**Instructions to follow:** Gather each line containing the string "title" from these entries.

[Data records]

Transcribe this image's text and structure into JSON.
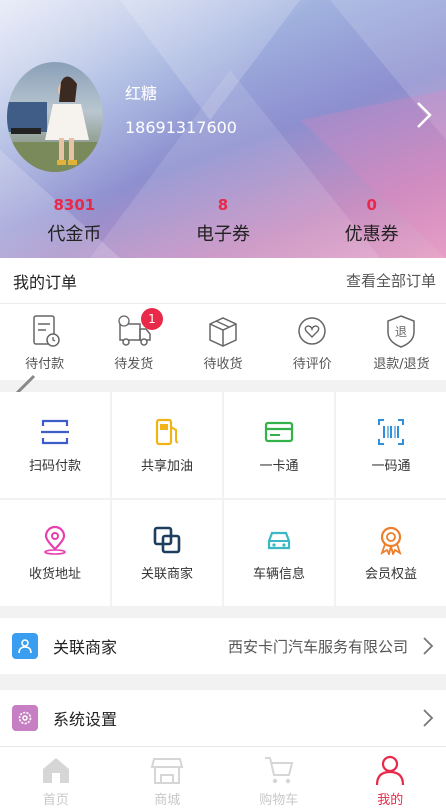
{
  "profile": {
    "username": "红糖",
    "phone": "18691317600"
  },
  "assets": [
    {
      "value": "8301",
      "label": "代金币"
    },
    {
      "value": "8",
      "label": "电子券"
    },
    {
      "value": "0",
      "label": "优惠券"
    }
  ],
  "orders": {
    "title": "我的订单",
    "view_all": "查看全部订单",
    "items": [
      {
        "label": "待付款",
        "icon": "pending-payment-icon"
      },
      {
        "label": "待发货",
        "icon": "pending-shipment-icon",
        "badge": "1"
      },
      {
        "label": "待收货",
        "icon": "pending-receipt-icon"
      },
      {
        "label": "待评价",
        "icon": "pending-review-icon"
      },
      {
        "label": "退款/退货",
        "icon": "refund-icon"
      }
    ]
  },
  "services": [
    {
      "label": "扫码付款",
      "icon": "scan-pay-icon",
      "color": "#3d5ec9"
    },
    {
      "label": "共享加油",
      "icon": "fuel-pump-icon",
      "color": "#f2b316"
    },
    {
      "label": "一卡通",
      "icon": "card-icon",
      "color": "#34b24a"
    },
    {
      "label": "一码通",
      "icon": "barcode-icon",
      "color": "#2f8fd8"
    },
    {
      "label": "收货地址",
      "icon": "location-pin-icon",
      "color": "#e83fae"
    },
    {
      "label": "关联商家",
      "icon": "link-merchant-icon",
      "color": "#1e3e5f"
    },
    {
      "label": "车辆信息",
      "icon": "car-icon",
      "color": "#3bb8c6"
    },
    {
      "label": "会员权益",
      "icon": "member-badge-icon",
      "color": "#ee7e2a"
    }
  ],
  "rows": {
    "merchant": {
      "label": "关联商家",
      "value": "西安卡门汽车服务有限公司",
      "icon": "user-icon",
      "color": "#3a9ef0"
    },
    "settings": {
      "label": "系统设置",
      "icon": "gear-icon",
      "color": "#c67fc2"
    }
  },
  "tabs": [
    {
      "label": "首页",
      "icon": "home-icon"
    },
    {
      "label": "商城",
      "icon": "store-icon"
    },
    {
      "label": "购物车",
      "icon": "cart-icon"
    },
    {
      "label": "我的",
      "icon": "profile-icon",
      "active": true
    }
  ],
  "colors": {
    "accent": "#e8294a"
  }
}
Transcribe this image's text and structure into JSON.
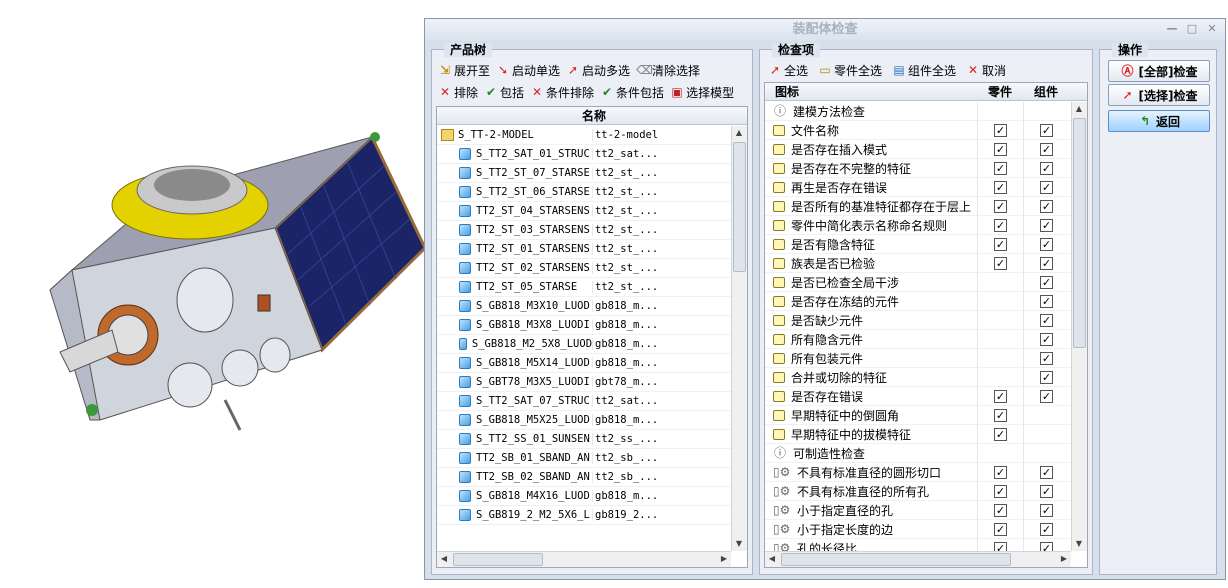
{
  "window": {
    "title": "装配体检查"
  },
  "tree_panel": {
    "title": "产品树",
    "toolbar1": [
      {
        "label": "展开至",
        "icon": "expand-icon"
      },
      {
        "label": "启动单选",
        "icon": "cursor-single-icon"
      },
      {
        "label": "启动多选",
        "icon": "cursor-multi-icon"
      },
      {
        "label": "清除选择",
        "icon": "eraser-icon"
      }
    ],
    "toolbar2": [
      {
        "label": "排除",
        "icon": "x-icon"
      },
      {
        "label": "包括",
        "icon": "check-icon"
      },
      {
        "label": "条件排除",
        "icon": "x-icon"
      },
      {
        "label": "条件包括",
        "icon": "check-icon"
      },
      {
        "label": "选择模型",
        "icon": "select-model-icon"
      }
    ],
    "column_header": "名称",
    "rows": [
      {
        "name": "S_TT-2-MODEL",
        "file": "tt-2-model",
        "root": true
      },
      {
        "name": "S_TT2_SAT_01_STRUC",
        "file": "tt2_sat..."
      },
      {
        "name": "S_TT2_ST_07_STARSE",
        "file": "tt2_st_..."
      },
      {
        "name": "S_TT2_ST_06_STARSE",
        "file": "tt2_st_..."
      },
      {
        "name": "TT2_ST_04_STARSENS",
        "file": "tt2_st_..."
      },
      {
        "name": "TT2_ST_03_STARSENS",
        "file": "tt2_st_..."
      },
      {
        "name": "TT2_ST_01_STARSENS",
        "file": "tt2_st_..."
      },
      {
        "name": "TT2_ST_02_STARSENS",
        "file": "tt2_st_..."
      },
      {
        "name": "TT2_ST_05_STARSE",
        "file": "tt2_st_..."
      },
      {
        "name": "S_GB818_M3X10_LUOD",
        "file": "gb818_m..."
      },
      {
        "name": "S_GB818_M3X8_LUODI",
        "file": "gb818_m..."
      },
      {
        "name": "S_GB818_M2_5X8_LUOD",
        "file": "gb818_m..."
      },
      {
        "name": "S_GB818_M5X14_LUOD",
        "file": "gb818_m..."
      },
      {
        "name": "S_GBT78_M3X5_LUODI",
        "file": "gbt78_m..."
      },
      {
        "name": "S_TT2_SAT_07_STRUC",
        "file": "tt2_sat..."
      },
      {
        "name": "S_GB818_M5X25_LUOD",
        "file": "gb818_m..."
      },
      {
        "name": "S_TT2_SS_01_SUNSEN",
        "file": "tt2_ss_..."
      },
      {
        "name": "TT2_SB_01_SBAND_AN",
        "file": "tt2_sb_..."
      },
      {
        "name": "TT2_SB_02_SBAND_AN",
        "file": "tt2_sb_..."
      },
      {
        "name": "S_GB818_M4X16_LUOD",
        "file": "gb818_m..."
      },
      {
        "name": "S_GB819_2_M2_5X6_L",
        "file": "gb819_2..."
      }
    ]
  },
  "check_panel": {
    "title": "检查项",
    "toolbar": [
      {
        "label": "全选",
        "icon": "cursor-multi-icon"
      },
      {
        "label": "零件全选",
        "icon": "part-icon"
      },
      {
        "label": "组件全选",
        "icon": "assembly-icon"
      },
      {
        "label": "取消",
        "icon": "x-icon"
      }
    ],
    "headers": {
      "icon": "图标",
      "part": "零件",
      "assembly": "组件"
    },
    "rows": [
      {
        "type": "group",
        "label": "建模方法检查",
        "part": false,
        "asm": false
      },
      {
        "type": "item",
        "label": "文件名称",
        "part": true,
        "asm": true
      },
      {
        "type": "item",
        "label": "是否存在插入模式",
        "part": true,
        "asm": true
      },
      {
        "type": "item",
        "label": "是否存在不完整的特征",
        "part": true,
        "asm": true
      },
      {
        "type": "item",
        "label": "再生是否存在错误",
        "part": true,
        "asm": true
      },
      {
        "type": "item",
        "label": "是否所有的基准特征都存在于层上",
        "part": true,
        "asm": true
      },
      {
        "type": "item",
        "label": "零件中简化表示名称命名规则",
        "part": true,
        "asm": true
      },
      {
        "type": "item",
        "label": "是否有隐含特征",
        "part": true,
        "asm": true
      },
      {
        "type": "item",
        "label": "族表是否已检验",
        "part": true,
        "asm": true
      },
      {
        "type": "item",
        "label": "是否已检查全局干涉",
        "part": false,
        "asm": true
      },
      {
        "type": "item",
        "label": "是否存在冻结的元件",
        "part": false,
        "asm": true
      },
      {
        "type": "item",
        "label": "是否缺少元件",
        "part": false,
        "asm": true
      },
      {
        "type": "item",
        "label": "所有隐含元件",
        "part": false,
        "asm": true
      },
      {
        "type": "item",
        "label": "所有包装元件",
        "part": false,
        "asm": true
      },
      {
        "type": "item",
        "label": "合并或切除的特征",
        "part": false,
        "asm": true
      },
      {
        "type": "item",
        "label": "是否存在错误",
        "part": true,
        "asm": true
      },
      {
        "type": "item",
        "label": "早期特征中的倒圆角",
        "part": true,
        "asm": false
      },
      {
        "type": "item",
        "label": "早期特征中的拔模特征",
        "part": true,
        "asm": false
      },
      {
        "type": "group",
        "label": "可制造性检查",
        "part": false,
        "asm": false
      },
      {
        "type": "gear",
        "label": "不具有标准直径的圆形切口",
        "part": true,
        "asm": true
      },
      {
        "type": "gear",
        "label": "不具有标准直径的所有孔",
        "part": true,
        "asm": true
      },
      {
        "type": "gear",
        "label": "小于指定直径的孔",
        "part": true,
        "asm": true
      },
      {
        "type": "gear",
        "label": "小于指定长度的边",
        "part": true,
        "asm": true
      },
      {
        "type": "gear",
        "label": "孔的长径比",
        "part": true,
        "asm": true
      }
    ]
  },
  "ops_panel": {
    "title": "操作",
    "buttons": [
      {
        "label": "[全部]检查",
        "icon": "check-all-icon"
      },
      {
        "label": "[选择]检查",
        "icon": "check-selected-icon"
      },
      {
        "label": "返回",
        "icon": "return-icon"
      }
    ]
  },
  "colors": {
    "accent": "#d6dfea",
    "active_button": "#9fd0ff",
    "check_red": "#d22",
    "check_green": "#1a8a1a"
  }
}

**Response to the exercise:**
    "title": "我的订单",
    "title": "装配体检查"
    "title": "产品树",
    "title": "检查项",
    "title": "操作",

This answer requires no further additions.